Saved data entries
%%

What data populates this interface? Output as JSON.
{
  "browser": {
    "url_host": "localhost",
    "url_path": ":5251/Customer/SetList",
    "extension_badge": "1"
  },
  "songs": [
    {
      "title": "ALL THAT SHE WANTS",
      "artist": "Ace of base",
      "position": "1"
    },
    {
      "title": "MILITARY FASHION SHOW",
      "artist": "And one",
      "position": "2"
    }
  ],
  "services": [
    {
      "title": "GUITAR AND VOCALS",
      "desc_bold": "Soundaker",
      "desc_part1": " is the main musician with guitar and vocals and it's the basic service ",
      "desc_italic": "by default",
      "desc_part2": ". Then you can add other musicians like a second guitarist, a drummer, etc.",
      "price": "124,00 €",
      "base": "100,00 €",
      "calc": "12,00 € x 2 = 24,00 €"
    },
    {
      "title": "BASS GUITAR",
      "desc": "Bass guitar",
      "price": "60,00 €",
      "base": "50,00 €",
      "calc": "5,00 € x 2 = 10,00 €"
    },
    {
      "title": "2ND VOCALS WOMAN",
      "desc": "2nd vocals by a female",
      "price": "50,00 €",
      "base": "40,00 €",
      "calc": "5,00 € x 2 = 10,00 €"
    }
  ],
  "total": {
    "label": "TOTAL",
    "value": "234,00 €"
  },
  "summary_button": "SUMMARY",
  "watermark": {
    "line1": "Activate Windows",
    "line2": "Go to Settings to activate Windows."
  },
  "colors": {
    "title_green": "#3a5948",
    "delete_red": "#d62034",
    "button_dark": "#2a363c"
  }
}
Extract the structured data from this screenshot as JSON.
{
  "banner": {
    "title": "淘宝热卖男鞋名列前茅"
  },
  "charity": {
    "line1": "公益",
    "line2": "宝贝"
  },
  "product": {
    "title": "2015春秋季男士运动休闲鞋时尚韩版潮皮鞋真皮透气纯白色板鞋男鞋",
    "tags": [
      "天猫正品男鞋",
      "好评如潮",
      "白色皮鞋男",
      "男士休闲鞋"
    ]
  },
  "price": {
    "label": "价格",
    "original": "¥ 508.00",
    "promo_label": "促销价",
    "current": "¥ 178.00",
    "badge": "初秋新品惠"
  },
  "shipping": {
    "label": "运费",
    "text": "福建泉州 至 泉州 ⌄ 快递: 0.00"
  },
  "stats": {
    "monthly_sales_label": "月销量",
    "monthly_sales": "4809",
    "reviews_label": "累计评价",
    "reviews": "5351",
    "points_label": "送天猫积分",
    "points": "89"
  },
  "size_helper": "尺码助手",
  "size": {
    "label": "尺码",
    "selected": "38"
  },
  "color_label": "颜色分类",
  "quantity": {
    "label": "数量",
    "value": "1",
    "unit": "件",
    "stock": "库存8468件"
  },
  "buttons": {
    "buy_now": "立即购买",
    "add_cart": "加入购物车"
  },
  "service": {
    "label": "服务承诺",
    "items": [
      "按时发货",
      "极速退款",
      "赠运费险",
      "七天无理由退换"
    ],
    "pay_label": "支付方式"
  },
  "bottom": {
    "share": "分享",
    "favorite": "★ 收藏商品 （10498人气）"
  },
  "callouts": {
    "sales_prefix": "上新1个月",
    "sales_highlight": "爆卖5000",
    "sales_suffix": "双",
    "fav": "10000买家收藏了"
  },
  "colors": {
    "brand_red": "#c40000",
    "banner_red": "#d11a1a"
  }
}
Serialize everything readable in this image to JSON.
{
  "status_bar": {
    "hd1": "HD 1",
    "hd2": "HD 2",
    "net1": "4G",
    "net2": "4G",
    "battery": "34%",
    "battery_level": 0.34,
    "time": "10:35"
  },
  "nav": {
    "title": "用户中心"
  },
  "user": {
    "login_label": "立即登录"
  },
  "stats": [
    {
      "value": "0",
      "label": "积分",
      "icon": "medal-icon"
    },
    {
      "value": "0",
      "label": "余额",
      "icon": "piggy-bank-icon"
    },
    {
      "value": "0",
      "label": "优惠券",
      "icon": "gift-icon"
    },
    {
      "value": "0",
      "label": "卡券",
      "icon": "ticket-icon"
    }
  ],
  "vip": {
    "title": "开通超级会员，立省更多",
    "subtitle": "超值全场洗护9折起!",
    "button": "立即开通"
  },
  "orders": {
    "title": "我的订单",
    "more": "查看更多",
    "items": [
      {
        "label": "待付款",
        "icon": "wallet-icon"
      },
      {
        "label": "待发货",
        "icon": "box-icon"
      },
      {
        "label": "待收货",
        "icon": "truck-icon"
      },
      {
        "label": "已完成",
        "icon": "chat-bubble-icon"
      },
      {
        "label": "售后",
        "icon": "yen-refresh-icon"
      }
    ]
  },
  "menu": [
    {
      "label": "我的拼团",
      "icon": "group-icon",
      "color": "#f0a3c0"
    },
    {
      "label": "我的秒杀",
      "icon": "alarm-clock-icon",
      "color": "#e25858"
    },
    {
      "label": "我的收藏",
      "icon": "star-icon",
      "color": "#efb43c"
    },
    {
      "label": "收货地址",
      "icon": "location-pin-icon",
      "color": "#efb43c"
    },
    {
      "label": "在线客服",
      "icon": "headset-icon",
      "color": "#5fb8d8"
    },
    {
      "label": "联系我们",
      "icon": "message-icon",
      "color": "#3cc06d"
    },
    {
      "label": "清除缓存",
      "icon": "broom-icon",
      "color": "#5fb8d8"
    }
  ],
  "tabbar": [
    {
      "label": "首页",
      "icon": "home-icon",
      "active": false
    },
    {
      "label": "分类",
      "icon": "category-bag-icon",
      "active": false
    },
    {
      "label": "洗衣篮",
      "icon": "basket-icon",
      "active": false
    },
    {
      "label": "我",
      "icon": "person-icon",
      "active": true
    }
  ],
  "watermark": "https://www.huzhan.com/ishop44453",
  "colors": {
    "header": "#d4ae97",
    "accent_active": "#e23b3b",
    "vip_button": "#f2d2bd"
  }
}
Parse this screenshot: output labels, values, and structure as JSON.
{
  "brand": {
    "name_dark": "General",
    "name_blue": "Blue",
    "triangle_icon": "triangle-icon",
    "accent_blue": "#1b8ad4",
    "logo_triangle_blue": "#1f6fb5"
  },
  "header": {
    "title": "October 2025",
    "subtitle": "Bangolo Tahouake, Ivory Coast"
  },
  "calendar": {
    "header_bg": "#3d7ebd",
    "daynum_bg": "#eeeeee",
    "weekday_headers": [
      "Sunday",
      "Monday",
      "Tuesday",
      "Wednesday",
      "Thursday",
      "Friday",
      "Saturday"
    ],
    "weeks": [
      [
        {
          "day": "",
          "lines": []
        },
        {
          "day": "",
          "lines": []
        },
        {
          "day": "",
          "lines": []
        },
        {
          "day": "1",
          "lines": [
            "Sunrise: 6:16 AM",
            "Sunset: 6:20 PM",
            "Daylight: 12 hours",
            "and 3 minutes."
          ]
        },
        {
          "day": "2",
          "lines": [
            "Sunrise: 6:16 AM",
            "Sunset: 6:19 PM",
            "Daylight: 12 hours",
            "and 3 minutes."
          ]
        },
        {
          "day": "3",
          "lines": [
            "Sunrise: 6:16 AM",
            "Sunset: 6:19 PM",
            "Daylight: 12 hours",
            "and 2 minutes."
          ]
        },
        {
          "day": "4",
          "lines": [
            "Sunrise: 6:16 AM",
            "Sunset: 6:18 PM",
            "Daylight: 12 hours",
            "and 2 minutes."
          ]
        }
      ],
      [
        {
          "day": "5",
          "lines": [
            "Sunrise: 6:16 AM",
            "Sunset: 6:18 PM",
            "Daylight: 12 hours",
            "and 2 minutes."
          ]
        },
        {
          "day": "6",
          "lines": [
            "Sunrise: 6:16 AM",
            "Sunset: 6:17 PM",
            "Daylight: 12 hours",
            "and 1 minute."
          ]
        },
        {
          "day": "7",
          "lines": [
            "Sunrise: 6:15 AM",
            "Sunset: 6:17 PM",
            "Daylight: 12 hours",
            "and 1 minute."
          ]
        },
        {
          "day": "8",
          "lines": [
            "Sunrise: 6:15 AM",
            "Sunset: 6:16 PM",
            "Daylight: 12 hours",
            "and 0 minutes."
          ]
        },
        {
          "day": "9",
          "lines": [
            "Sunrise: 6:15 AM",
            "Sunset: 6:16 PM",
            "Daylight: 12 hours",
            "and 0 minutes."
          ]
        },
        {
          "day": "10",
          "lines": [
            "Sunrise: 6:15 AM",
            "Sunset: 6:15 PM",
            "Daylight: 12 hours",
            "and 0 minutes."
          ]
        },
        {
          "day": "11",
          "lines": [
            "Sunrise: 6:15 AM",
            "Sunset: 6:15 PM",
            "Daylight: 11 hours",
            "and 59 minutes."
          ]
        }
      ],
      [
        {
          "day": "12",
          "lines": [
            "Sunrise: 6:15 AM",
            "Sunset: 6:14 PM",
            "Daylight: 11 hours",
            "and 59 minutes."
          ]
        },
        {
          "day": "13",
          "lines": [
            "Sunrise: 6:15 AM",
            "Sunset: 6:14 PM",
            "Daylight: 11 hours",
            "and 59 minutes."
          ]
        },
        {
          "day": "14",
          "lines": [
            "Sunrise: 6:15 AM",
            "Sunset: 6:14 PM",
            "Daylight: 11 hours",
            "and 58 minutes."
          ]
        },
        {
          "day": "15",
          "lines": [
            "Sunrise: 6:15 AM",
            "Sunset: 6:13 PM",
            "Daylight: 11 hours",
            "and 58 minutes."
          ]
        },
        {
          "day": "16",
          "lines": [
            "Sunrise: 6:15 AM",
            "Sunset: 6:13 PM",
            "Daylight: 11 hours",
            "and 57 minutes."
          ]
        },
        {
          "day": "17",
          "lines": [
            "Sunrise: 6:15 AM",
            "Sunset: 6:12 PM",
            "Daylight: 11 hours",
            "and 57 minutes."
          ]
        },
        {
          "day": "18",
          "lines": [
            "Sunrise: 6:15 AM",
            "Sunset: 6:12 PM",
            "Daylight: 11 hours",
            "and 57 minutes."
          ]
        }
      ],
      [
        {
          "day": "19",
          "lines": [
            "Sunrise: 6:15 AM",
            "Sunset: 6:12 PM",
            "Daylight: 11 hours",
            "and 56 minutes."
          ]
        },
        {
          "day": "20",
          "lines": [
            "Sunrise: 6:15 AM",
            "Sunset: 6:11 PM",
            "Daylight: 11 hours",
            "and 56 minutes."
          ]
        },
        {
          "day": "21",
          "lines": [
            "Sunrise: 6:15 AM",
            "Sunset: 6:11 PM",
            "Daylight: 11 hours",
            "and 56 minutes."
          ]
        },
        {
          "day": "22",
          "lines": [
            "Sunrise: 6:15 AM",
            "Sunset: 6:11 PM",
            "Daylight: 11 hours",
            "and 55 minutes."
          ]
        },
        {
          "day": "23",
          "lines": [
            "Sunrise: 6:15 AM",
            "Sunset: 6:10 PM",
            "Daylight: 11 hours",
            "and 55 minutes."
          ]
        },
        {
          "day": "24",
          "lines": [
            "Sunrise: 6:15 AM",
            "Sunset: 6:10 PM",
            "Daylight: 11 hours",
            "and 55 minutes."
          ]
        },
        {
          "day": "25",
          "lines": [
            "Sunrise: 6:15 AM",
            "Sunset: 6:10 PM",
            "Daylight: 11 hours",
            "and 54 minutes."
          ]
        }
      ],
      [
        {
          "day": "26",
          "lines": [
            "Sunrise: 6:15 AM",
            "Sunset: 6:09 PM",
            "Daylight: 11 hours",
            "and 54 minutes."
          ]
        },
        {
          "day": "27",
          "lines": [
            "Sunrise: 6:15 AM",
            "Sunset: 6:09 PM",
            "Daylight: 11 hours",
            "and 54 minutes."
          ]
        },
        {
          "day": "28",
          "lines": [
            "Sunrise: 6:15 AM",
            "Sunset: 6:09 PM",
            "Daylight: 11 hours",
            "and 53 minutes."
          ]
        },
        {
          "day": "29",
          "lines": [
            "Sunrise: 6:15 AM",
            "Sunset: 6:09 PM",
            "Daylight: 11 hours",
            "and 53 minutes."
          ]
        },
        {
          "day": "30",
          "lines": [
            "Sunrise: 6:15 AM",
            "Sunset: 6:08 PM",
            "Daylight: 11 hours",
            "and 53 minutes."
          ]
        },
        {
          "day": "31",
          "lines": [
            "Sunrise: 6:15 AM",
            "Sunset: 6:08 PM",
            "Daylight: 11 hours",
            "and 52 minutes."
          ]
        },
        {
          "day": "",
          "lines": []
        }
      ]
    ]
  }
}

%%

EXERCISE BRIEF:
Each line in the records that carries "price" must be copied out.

ANSWER SPACE:
      "price": "124,00 €",
      "price": "60,00 €",
      "price": "50,00 €",
  "price": {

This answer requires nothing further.